Answer with only the number of lines below where "name" appears.

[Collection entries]
____
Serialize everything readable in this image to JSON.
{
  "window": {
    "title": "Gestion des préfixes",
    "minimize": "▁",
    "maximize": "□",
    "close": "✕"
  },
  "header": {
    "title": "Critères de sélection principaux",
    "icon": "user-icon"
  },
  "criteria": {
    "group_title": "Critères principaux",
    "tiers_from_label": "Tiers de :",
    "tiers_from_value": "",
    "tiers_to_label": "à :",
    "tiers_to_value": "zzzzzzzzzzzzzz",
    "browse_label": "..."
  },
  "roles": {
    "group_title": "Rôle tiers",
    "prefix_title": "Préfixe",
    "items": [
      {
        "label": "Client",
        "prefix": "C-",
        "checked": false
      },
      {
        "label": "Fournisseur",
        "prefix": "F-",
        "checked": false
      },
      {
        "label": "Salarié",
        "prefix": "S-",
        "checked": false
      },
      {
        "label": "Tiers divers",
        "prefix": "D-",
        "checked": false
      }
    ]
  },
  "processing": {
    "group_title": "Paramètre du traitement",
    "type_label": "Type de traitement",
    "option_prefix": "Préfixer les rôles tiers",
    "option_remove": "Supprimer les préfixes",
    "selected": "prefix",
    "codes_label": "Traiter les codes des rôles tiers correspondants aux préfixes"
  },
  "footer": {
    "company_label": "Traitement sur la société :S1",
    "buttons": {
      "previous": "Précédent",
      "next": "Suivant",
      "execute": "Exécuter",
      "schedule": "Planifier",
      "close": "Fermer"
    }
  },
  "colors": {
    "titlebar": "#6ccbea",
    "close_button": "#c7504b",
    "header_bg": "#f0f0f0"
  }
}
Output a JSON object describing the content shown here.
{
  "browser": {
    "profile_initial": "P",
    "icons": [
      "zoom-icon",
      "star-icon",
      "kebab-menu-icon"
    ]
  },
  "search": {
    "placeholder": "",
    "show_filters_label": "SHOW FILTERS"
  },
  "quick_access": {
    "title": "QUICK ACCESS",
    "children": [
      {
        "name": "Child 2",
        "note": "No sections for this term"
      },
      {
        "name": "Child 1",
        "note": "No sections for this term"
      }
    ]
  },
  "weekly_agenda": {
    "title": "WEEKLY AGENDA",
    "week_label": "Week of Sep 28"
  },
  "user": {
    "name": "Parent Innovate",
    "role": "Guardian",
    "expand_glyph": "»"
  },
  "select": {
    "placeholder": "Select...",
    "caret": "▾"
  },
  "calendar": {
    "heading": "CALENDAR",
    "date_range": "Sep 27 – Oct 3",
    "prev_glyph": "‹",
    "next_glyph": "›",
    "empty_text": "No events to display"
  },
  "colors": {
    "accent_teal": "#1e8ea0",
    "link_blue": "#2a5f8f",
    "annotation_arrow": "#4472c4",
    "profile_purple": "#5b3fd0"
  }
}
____
**Reply:** 3